• Lack of feeling between your legs, causing problems with bowel and bladder movement and erections in men. These problems occur when spinal nerves are damaged during the procedure. Nerves can repair themselves over time but there is a 3 in 5 risk that they will not completely return to their original state.
• Neuropathic pain. A burning pain can be experienced once pressure on the nerves is released; this may need special pain relief.
• A dural tear, aka a tear in the thin membrane covering the spinal nerves (risk less than 3:100). The risk is higher if this is the second procedure of this kind. This problem may cause spinal fluid to leak causing a bad headache over a number of days. The surgeon may decide to repair this tear either during the original surgery or in a follow-up surgery for this purpose.
• Spinal infection (risk 1:100). The normal procedure involves a second operation to clean out the infection plus a long course of antibiotics.
• Instability of the spine i.e. too much movement between the vertebrae. The risk is dependent on the amount of bone and ligament removed. A further operation may be necessary to stabilise the spine.
• Following the procedure you will move first to a recovery area and then to the ward.
• You will be encouraged to start walking the day after the operation.
• The wound needs to be kept dry for four – five days. The health care team will explain when you need new dressings or stitches / clips removed.
• If you make good progress you will return home after two or three days unless the doctor feels you would benefit from staying longer.
• If you are concerned at any time when in hospital or later at home, contact your health care team.
Returning to normal
• Follow the instructions of your health care team carefully to avoid a blood clot, including taking medication or wearing special stockings.
• Follow the programme of exercises given to you by the physiotherapist to strengthen your back. The exercises will help protect you from getting similar back problems again.
• The healthcare team will tell you when you can return to normal activities. Make sure that you do not lift anything heavy or twist your body. Good posture when sitting and walking and regular exercise will help you to heal and get back to normal as quickly as possible.
• Before you start any exercises, please speak to your doctor or the healthcare team.
• Driving should not be undertaken until you are confident about your ability to control the car. Before you start, check your insurance policy and with your doctor.

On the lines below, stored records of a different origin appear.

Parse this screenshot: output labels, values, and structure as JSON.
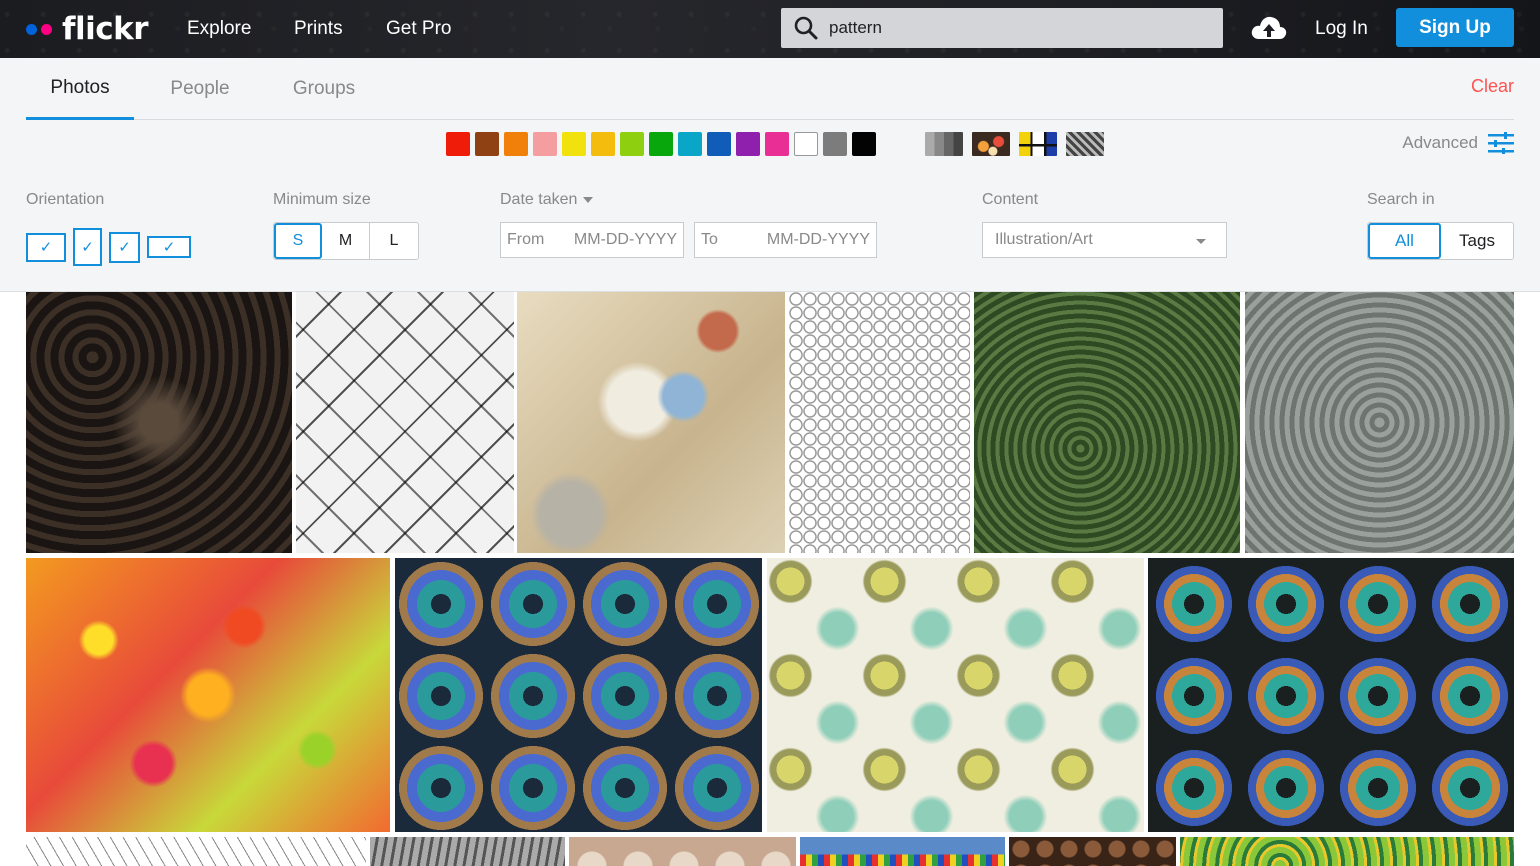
{
  "header": {
    "logo": "flickr",
    "nav": [
      "Explore",
      "Prints",
      "Get Pro"
    ],
    "search_value": "pattern",
    "login": "Log In",
    "signup": "Sign Up"
  },
  "tabs": [
    {
      "label": "Photos",
      "active": true
    },
    {
      "label": "People",
      "active": false
    },
    {
      "label": "Groups",
      "active": false
    }
  ],
  "clear_label": "Clear",
  "colors": [
    "#ee1c08",
    "#8f4114",
    "#f0800a",
    "#f49ea0",
    "#f1e10c",
    "#f4bc0c",
    "#8ed010",
    "#08a80d",
    "#0aa6c7",
    "#0f5cb9",
    "#8f20ad",
    "#e92f95",
    "#ffffff",
    "#7c7c7c",
    "#030303"
  ],
  "styles": [
    "black-and-white",
    "shallow-depth-of-field",
    "minimalist",
    "patterns"
  ],
  "advanced_label": "Advanced",
  "filters": {
    "orientation_label": "Orientation",
    "min_size_label": "Minimum size",
    "sizes": [
      "S",
      "M",
      "L"
    ],
    "date_label": "Date taken",
    "from_label": "From",
    "to_label": "To",
    "date_placeholder": "MM-DD-YYYY",
    "content_label": "Content",
    "content_value": "Illustration/Art",
    "search_in_label": "Search in",
    "search_in": [
      "All",
      "Tags"
    ]
  },
  "photos": [
    {
      "name": "dark-embossed-pattern"
    },
    {
      "name": "bw-geometric-pattern"
    },
    {
      "name": "vintage-collage-gentle-reminders"
    },
    {
      "name": "white-hexagon-pattern"
    },
    {
      "name": "green-embossed-pattern"
    },
    {
      "name": "grey-embossed-pattern"
    },
    {
      "name": "colorful-flower-pattern"
    },
    {
      "name": "blue-kaleidoscope-pattern"
    },
    {
      "name": "cream-floral-fabric"
    },
    {
      "name": "teal-orange-kaleidoscope"
    },
    {
      "name": "sketch-pattern"
    },
    {
      "name": "grey-leaf-pattern"
    },
    {
      "name": "beige-swirl-pattern"
    },
    {
      "name": "mosaic-tile-pattern"
    },
    {
      "name": "brown-circle-pattern"
    },
    {
      "name": "green-ornament-pattern"
    }
  ]
}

• Approximately 17 out of 20 people make a good recovery from this operation, returning to normal activities.
• Leg pain should not be a problem but you may still feel occasional back pain due to on-going wear to your spine. Acute back pain could be caused by instability and may require a spinal fusion procedure.
• The return of spinal stenosis either in the same or a different place is possible. The probability of this is low with just 4:100 needing a second operation within four years.
To sum up
Narrowing of the spinal canal in your lower back is known as lumbar spinal stenosis, a condition which may cause weakness in the legs or pain in the lower back. The surgical procedure aims to inhibit deterioration of the condition. While surgery is usually very safe, complications are possible and this page helps you to understand what they are. This allows you to make an informed decision about having the procedure and about detecting symptoms of complications early.
We look forward to hearing from you to discuss your needs and see how we can get you the best treatment, quickly and affordably.
Please contact us for further information about treatments not listed here